Several aspects about how labels appear to users can be configured. Label color and labels on printed output can be configured. Some actions on labels require authorization or privilege. For example, upgrading or downgrading an object's label requires an authorization. Manipulating a label between its internal and its textual representation can require a privilege.
Typically, the content of files at a lower label can be read by a user at a higher label. For example, system files and commonly available executables are assigned an ADMIN_LOW label. According to the read down-read equal rule, users who work at any label can read ADMIN_LOW files. As in Oracle Solaris, DAC permissions can prevent read access. Zones also protect files from being read. If a lower-level zone is not mounted, a user in a higher-level zone cannot access the files for reading.
Files that contain data that must not be viewed by regular users, such as system log files and the label_encodings files, are maintained at ADMIN_HIGH. To allow administrators access to protected system files, the ADMIN_LOW and ADMIN_HIGH administrative labels are assigned as the minimum label and clearance for roles.
The labels that are printed on banner, trailer and body pages of print jobs can be customized. Also, accompanying text that appears on the banner and trailer pages can be customized. For more information, see Chapter 4, Labeling Printer Output (Tasks).
The authorization to upgrade information to a label that dominates the label of the current information is called the Upgrade File Label authorization. The authorization that is used to downgrade information to a label that is lower than the label of the current information is called the Downgrade File Label authorization. For definitions of these authorizations, use the getent auth_attr command.

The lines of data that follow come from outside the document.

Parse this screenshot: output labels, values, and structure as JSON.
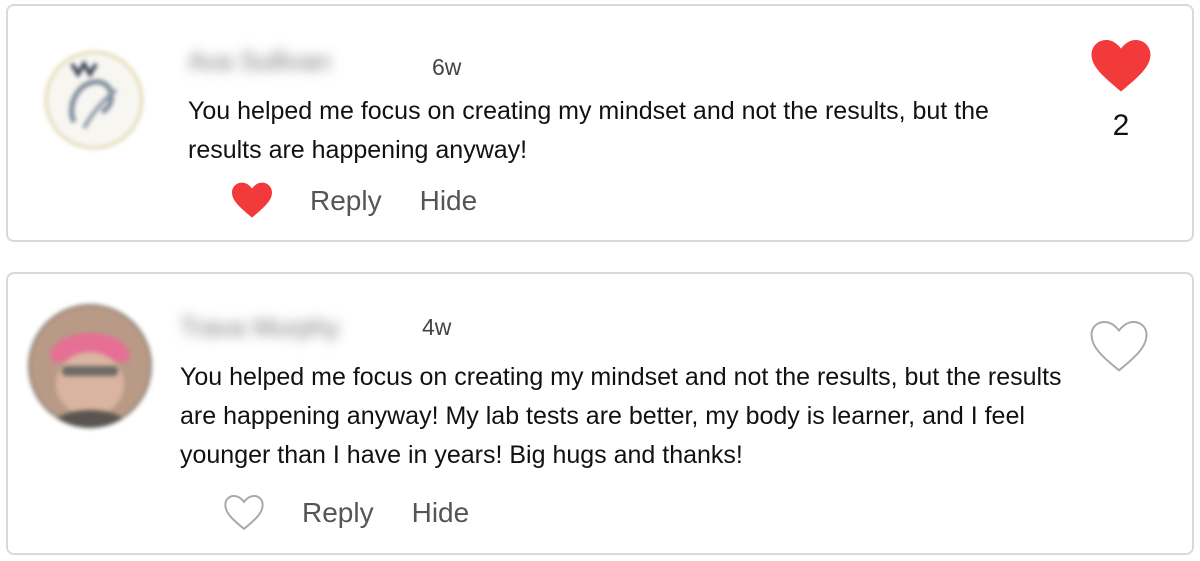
{
  "comments": [
    {
      "author": "Ava Sullivan",
      "time": "6w",
      "text": "You helped me focus on creating my mindset and not the results, but the results are happening anyway!",
      "liked": true,
      "like_count": "2",
      "actions": {
        "reply": "Reply",
        "hide": "Hide"
      }
    },
    {
      "author": "Trava Murphy",
      "time": "4w",
      "text": "You helped me focus on creating my mindset and not the results, but the results are happening anyway! My lab tests are better, my body is learner, and I feel younger than I have in years! Big hugs and thanks!",
      "liked": false,
      "actions": {
        "reply": "Reply",
        "hide": "Hide"
      }
    }
  ],
  "colors": {
    "heart_liked": "#f23a3a",
    "heart_outline": "#a9a9a9",
    "action_text": "#555555",
    "card_border": "#d9d9d9"
  },
  "icons": {
    "liked": "heart-filled-icon",
    "unliked": "heart-outline-icon"
  }
}
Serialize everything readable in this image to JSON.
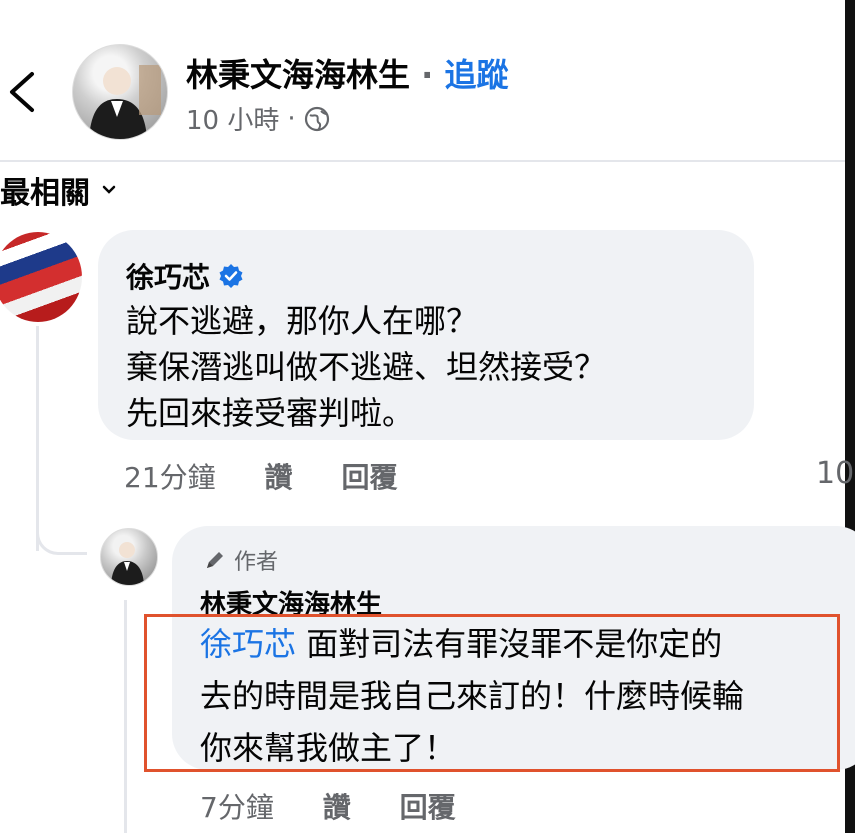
{
  "header": {
    "author_name": "林秉文海海林生",
    "separator": "·",
    "follow_label": "追蹤",
    "time": "10 小時",
    "time_separator": "·",
    "privacy_icon": "globe-icon",
    "back_icon": "chevron-left-icon"
  },
  "sort": {
    "label": "最相關",
    "icon": "chevron-down-icon"
  },
  "comment": {
    "author": "徐巧芯",
    "verified_icon": "verified-badge-icon",
    "lines": [
      "說不逃避，那你人在哪？",
      "棄保潛逃叫做不逃避、坦然接受？",
      "先回來接受審判啦。"
    ],
    "time": "21分鐘",
    "like_label": "讚",
    "reply_label": "回覆",
    "reaction_count_partial": "10"
  },
  "reply": {
    "badge_label": "作者",
    "badge_icon": "pen-icon",
    "author": "林秉文海海林生",
    "mention": "徐巧芯",
    "line1_rest": " 面對司法有罪沒罪不是你定的",
    "line2": "去的時間是我自己來訂的！什麼時候輪",
    "line3": "你來幫我做主了！",
    "time": "7分鐘",
    "like_label": "讚",
    "reply_label": "回覆"
  },
  "colors": {
    "link_blue": "#1b74e4",
    "bubble_gray": "#f0f2f5",
    "meta_gray": "#65676b",
    "highlight_red": "#e0522d"
  }
}
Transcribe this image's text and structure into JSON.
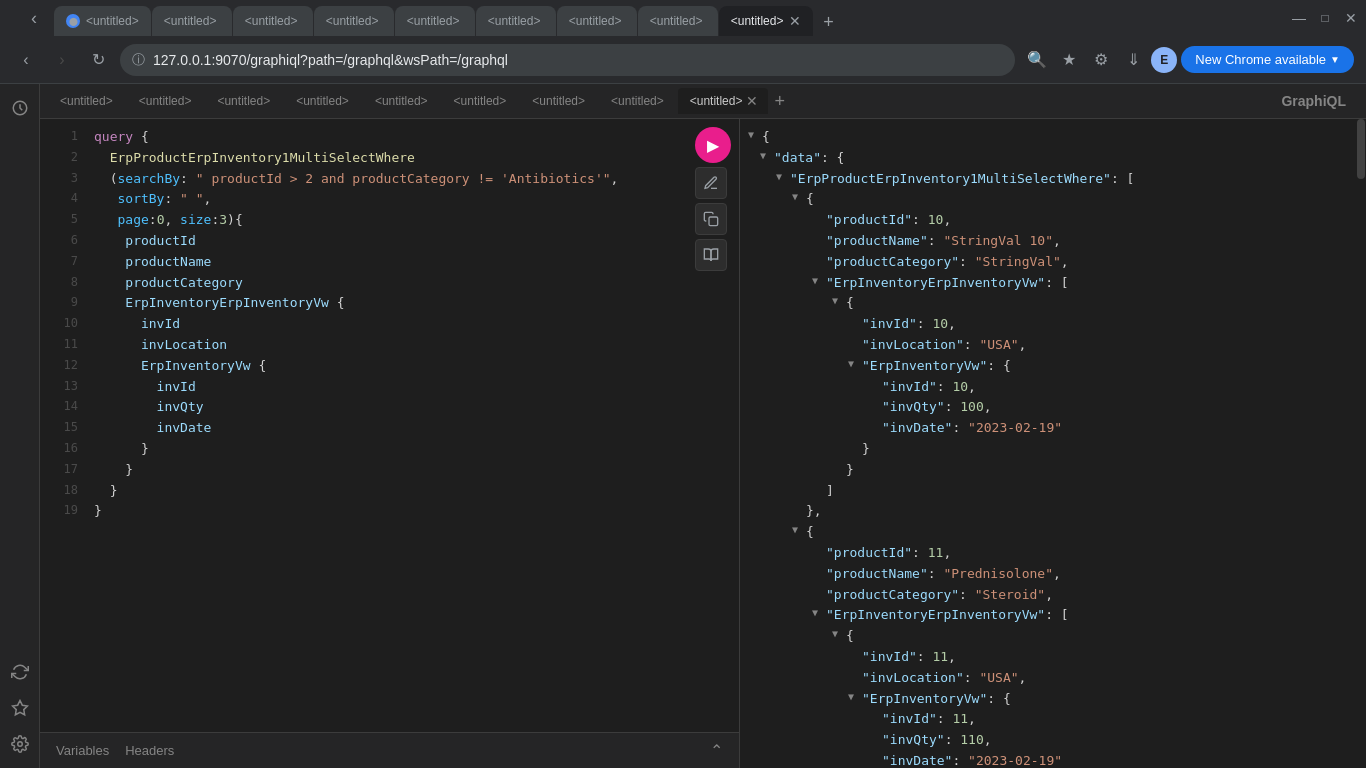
{
  "browser": {
    "title": "127.0.0.1:9070/graphiql?path=/",
    "url": "127.0.0.1:9070/graphiql?path=/graphql&wsPath=/graphql",
    "new_chrome_label": "New Chrome available",
    "tabs": [
      {
        "label": "<untitled>",
        "active": false
      },
      {
        "label": "<untitled>",
        "active": false
      },
      {
        "label": "<untitled>",
        "active": false
      },
      {
        "label": "<untitled>",
        "active": false
      },
      {
        "label": "<untitled>",
        "active": false
      },
      {
        "label": "<untitled>",
        "active": false
      },
      {
        "label": "<untitled>",
        "active": false
      },
      {
        "label": "<untitled>",
        "active": false
      },
      {
        "label": "<untitled>",
        "active": true
      }
    ]
  },
  "graphiql": {
    "label": "GraphiQL",
    "variables_label": "Variables",
    "headers_label": "Headers",
    "editor_lines": [
      {
        "num": "1",
        "content": "query {"
      },
      {
        "num": "2",
        "content": "  ErpProductErpInventory1MultiSelectWhere"
      },
      {
        "num": "3",
        "content": "  (searchBy: \" productId > 2 and productCategory != 'Antibiotics'\","
      },
      {
        "num": "4",
        "content": "   sortBy: \" \","
      },
      {
        "num": "5",
        "content": "   page:0, size:3){"
      },
      {
        "num": "6",
        "content": "    productId"
      },
      {
        "num": "7",
        "content": "    productName"
      },
      {
        "num": "8",
        "content": "    productCategory"
      },
      {
        "num": "9",
        "content": "    ErpInventoryErpInventoryVw {"
      },
      {
        "num": "10",
        "content": "      invId"
      },
      {
        "num": "11",
        "content": "      invLocation"
      },
      {
        "num": "12",
        "content": "      ErpInventoryVw {"
      },
      {
        "num": "13",
        "content": "        invId"
      },
      {
        "num": "14",
        "content": "        invQty"
      },
      {
        "num": "15",
        "content": "        invDate"
      },
      {
        "num": "16",
        "content": "      }"
      },
      {
        "num": "17",
        "content": "    }"
      },
      {
        "num": "18",
        "content": "  }"
      },
      {
        "num": "19",
        "content": "}"
      }
    ],
    "result": {
      "raw": "{\"data\":{\"ErpProductErpInventory1MultiSelectWhere\":[{\"productId\":10,\"productName\":\"StringVal 10\",\"productCategory\":\"StringVal\",\"ErpInventoryErpInventoryVw\":[{\"invId\":10,\"invLocation\":\"USA\",\"ErpInventoryVw\":{\"invId\":10,\"invQty\":100,\"invDate\":\"2023-02-19\"}}]},{\"productId\":11,\"productName\":\"Prednisolone\",\"productCategory\":\"Steroid\",\"ErpInventoryErpInventoryVw\":[{\"invId\":11,\"invLocation\":\"USA\",\"ErpInventoryVw\":{\"invId\":11,\"invQty\":110,\"invDate\":\"2023-02-19\"}}]}]}"
    }
  }
}
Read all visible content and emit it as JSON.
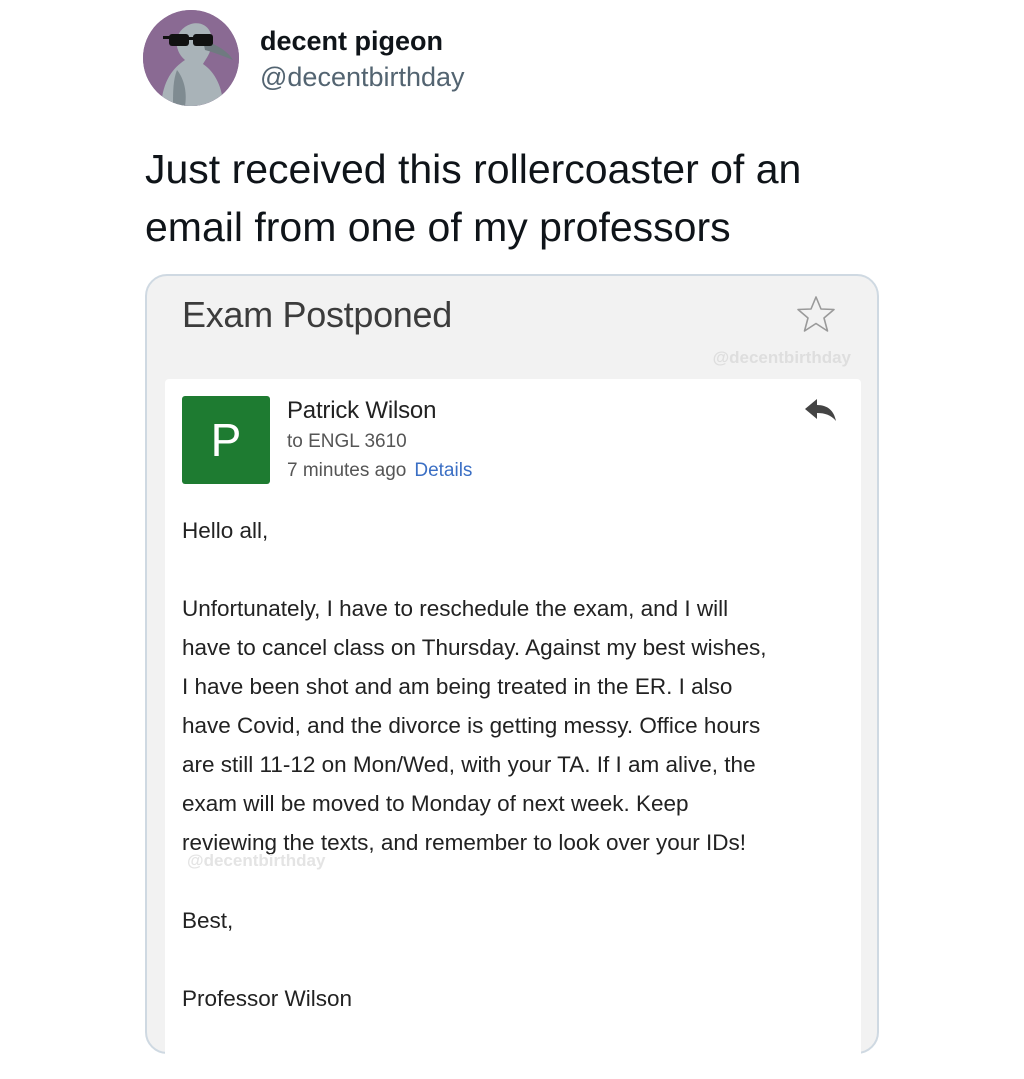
{
  "tweet": {
    "author_name": "decent pigeon",
    "author_handle": "@decentbirthday",
    "text_lines": [
      "Just received this rollercoaster of an",
      "email from one of my professors"
    ]
  },
  "email": {
    "subject": "Exam Postponed",
    "watermark": "@decentbirthday",
    "sender_initial": "P",
    "sender_name": "Patrick Wilson",
    "recipient": "to ENGL 3610",
    "time": "7 minutes ago",
    "details_label": "Details",
    "greeting": "Hello all,",
    "body_lines": [
      "Unfortunately, I have to reschedule the exam, and I will",
      "have to cancel class on Thursday. Against my best wishes,",
      "I have been shot and am being treated in the ER. I also",
      "have Covid, and the divorce is getting messy. Office hours",
      "are still 11-12 on Mon/Wed, with your TA. If I am alive, the",
      "exam will be moved to Monday of next week. Keep",
      "reviewing the texts, and remember to look over your IDs!"
    ],
    "sign_off": "Best,",
    "signature": "Professor Wilson"
  },
  "icons": {
    "star": "star-outline-icon",
    "reply": "reply-arrow-icon"
  },
  "colors": {
    "sender_avatar_bg": "#1e7b31",
    "link": "#3b6fc4",
    "avatar_bg": "#8a6a93"
  }
}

Label translation occurs whenever programs manipulate labels. Labels are translated to and from the textual strings to the internal representation. For example, when a program such as getlabel obtains the label of a file, before the label can be displayed to the user, the internal representation of the label is translated into readable output, that is, into a textual string. When the setlabel program sets a label specified on the command line, the textual string (that is, the label's name) is translated into the label's internal representation. Trusted Extensions permits label translations only if the calling process's label dominates the label that is to be translated. If a process attempts to translate a label that the process's label does not dominate, the translation is disallowed. The sys_trans_label privilege is required to override this restriction.